Reviewed by Lee Hill
The Catholic Church has seen better days at the cinema. During the Golden Age of Hollywood in the 30s and 40s, The Church acted as gatekeeper and censor ensuring that both the Holy Spirit and Hays Code were affirmed. The clergy on film tended to come with a touch of the blarney a la Bing Crosby or as sympathetic, but ineffectual sounding boards like Karl Malden in On The Waterfront. More unorthodox or radical explorations of The Church, such as the work of Luis Bunuel or Robert Bresson, were relegated to film festivals and the art house Still every now and then faith would be explored with more than just good taste, but moral complexity in films like Fred Zinnemann’s A Nun’s Story or Alfred Hitchcock’s I Confess.
As the reverence for established religion was eroded further in the 60s and 70s, it was a sign of the times that the most devout films to emerge from the cultural shift were Roman Polanski’s Rosemary’s Baby and William Friedkin’s The Exorcist. In more recent years, as one scandal after another has tainted the ecclesiastical clout of Vatican and Co., we have had films like Priest (1996) and Spotlght (2015), which detailed the rot beneath the cassock without apology.
Still no matter how the Vatican has failed its followers, millions still believe. And unsurprisingly it is horror films (Hereditary is a recent example) that most effectively get the believer and heretic into the multiplex. More sober examinations of religious belief are few and far between, so it is to writer/director, Xavier Giannoli’s credit, that he makes the attempt in L’Apparition.
Vincent Lindon plays Jacques, a war correspondent recovering from seeing his photographer partner die on an assignment. He is contacted by the Vatican, who are investigating the case of a young French woman, Anna (Galatea Bellugi), who claims she saw the Virgin Mary. The Vatican believes Jacques’ reputation for journalistic rigor and agnosticism will add credibility as a special team determines whether the case can be given “apparition” status or is a hoax.
In desperate need of work as therapy, Jacques travels to a remote town in the foothills of Southern France, a bucolic setting now being mobbed by tourists as well as true believers. He joins a team that includes a theologian, psychiatrist (an underused Elina Lowensohn, known for her work with Hal Hartley and Michael Almereyda) and scholarly priest. They experience resistance from Father Borrodine (Patrick d’Assumcao), keen to preserve a semblance of sacred mystery among his flock and a Vatican PR type Anton (Anatole Taubman), who hopes the outcome can be spun in the Church’s favour.

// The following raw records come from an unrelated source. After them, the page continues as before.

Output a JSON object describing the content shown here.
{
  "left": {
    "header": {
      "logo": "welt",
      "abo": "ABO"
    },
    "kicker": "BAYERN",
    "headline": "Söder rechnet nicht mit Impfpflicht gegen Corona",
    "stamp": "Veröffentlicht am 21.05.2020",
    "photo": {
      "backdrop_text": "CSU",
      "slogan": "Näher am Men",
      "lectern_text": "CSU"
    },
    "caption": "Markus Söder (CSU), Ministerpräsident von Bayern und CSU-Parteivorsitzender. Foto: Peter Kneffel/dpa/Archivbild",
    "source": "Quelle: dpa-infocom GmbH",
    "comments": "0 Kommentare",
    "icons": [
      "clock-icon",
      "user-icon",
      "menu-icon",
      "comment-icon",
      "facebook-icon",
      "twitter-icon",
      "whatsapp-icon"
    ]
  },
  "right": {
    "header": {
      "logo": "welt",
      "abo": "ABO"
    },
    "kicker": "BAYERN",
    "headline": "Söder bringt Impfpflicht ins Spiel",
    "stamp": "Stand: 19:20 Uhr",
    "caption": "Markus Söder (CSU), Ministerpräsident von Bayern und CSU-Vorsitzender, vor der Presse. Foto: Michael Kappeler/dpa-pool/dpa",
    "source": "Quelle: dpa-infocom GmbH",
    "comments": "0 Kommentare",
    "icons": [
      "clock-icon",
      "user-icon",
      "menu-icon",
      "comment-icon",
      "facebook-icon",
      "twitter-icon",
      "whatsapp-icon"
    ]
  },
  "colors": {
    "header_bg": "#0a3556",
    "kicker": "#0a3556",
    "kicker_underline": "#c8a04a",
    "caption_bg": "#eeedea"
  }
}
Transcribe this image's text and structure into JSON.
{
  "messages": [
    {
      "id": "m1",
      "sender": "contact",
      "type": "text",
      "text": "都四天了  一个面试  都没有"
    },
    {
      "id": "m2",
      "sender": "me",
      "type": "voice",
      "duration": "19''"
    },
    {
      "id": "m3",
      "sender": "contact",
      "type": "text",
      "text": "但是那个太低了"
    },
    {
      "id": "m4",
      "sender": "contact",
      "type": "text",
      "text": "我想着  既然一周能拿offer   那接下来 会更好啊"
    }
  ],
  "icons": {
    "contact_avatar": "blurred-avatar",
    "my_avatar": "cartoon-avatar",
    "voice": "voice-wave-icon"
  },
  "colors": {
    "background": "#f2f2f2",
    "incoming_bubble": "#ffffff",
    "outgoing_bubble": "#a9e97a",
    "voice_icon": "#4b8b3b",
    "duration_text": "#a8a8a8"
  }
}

L’Apparition does a good job of showing us the resources of The Church in action – its huge library in Rome, the academic pedigree of its clergy and ability to use modern media to its own ends. However, the documentary verisimilitude is anchored to a script where little happens until the last half hour of the film. Neither the title cards that break up the narrative, the stately pacing or Lindon’s low-key performance – he seems to suffer not so much from PTSD as a need for a very strong coffee – achieve much in the way of drama or emotional impact. Giannoli and his co-writers never quite strike the balance between respect for the Church’s traditions, history and global pull and the secular, scientific detachment that Jacques and his fellow investigators represent.
While Jacques’ interviews with Anna point towards a moral or spiritual reawakening on his part, the film ultimately tries to tie up loose ends with a twist regarding Anna’s testimony. This third act revelation doesn’t achieve the ambiguity the filmmakers are aiming for and it is likely a lot of post-film discussions will revolve around the film’s narrative failures rather than philosophical implications. So not unlike the investigators in L’Apparition, the viewer is left with little to work with. While the film is ambitious, it is also very safe filmmaking. This restraint may garner L’Apparition a non-traditional audience, but it makes for unsatisfying drama and theological enquiry.
Screenplay by Xavier Giannoli with Jacques Fieschi and Marcia Romano.
Starring Vincent Lindon, Galatea Bellugi, Patrick d’Assumcao, Elina Lowensohn and Anatole Taubman.